> **Directions for this task**: Copy each line of the records that contains the word "your".

> **Records shown**:
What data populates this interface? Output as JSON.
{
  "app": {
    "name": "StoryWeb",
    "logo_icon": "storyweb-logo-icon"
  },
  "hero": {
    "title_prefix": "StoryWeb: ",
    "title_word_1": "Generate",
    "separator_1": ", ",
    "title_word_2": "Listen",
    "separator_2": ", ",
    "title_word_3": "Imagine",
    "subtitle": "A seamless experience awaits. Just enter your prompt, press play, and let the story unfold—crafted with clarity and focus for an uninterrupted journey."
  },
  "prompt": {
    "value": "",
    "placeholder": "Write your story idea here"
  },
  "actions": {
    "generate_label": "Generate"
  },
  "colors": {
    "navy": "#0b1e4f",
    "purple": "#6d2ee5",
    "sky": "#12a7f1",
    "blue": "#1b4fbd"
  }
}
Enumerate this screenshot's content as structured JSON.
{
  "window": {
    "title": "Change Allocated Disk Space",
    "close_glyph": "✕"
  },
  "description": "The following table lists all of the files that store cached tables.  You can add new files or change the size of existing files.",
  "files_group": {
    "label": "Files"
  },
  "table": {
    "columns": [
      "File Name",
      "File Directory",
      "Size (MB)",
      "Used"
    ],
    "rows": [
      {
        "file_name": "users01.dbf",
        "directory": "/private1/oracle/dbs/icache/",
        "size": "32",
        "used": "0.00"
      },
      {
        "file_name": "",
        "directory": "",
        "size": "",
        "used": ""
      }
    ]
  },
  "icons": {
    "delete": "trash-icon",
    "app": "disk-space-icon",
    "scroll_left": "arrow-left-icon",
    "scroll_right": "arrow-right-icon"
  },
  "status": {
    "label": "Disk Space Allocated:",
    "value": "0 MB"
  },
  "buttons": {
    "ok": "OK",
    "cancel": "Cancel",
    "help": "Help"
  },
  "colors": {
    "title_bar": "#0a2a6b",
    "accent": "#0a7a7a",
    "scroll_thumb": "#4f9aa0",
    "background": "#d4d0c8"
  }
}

> **Response box**:
    "subtitle": "A seamless experience awaits. Just enter your prompt, press play, and let the story unfold—crafted with clarity and focus for an uninterrupted journey."
    "placeholder": "Write your story idea here"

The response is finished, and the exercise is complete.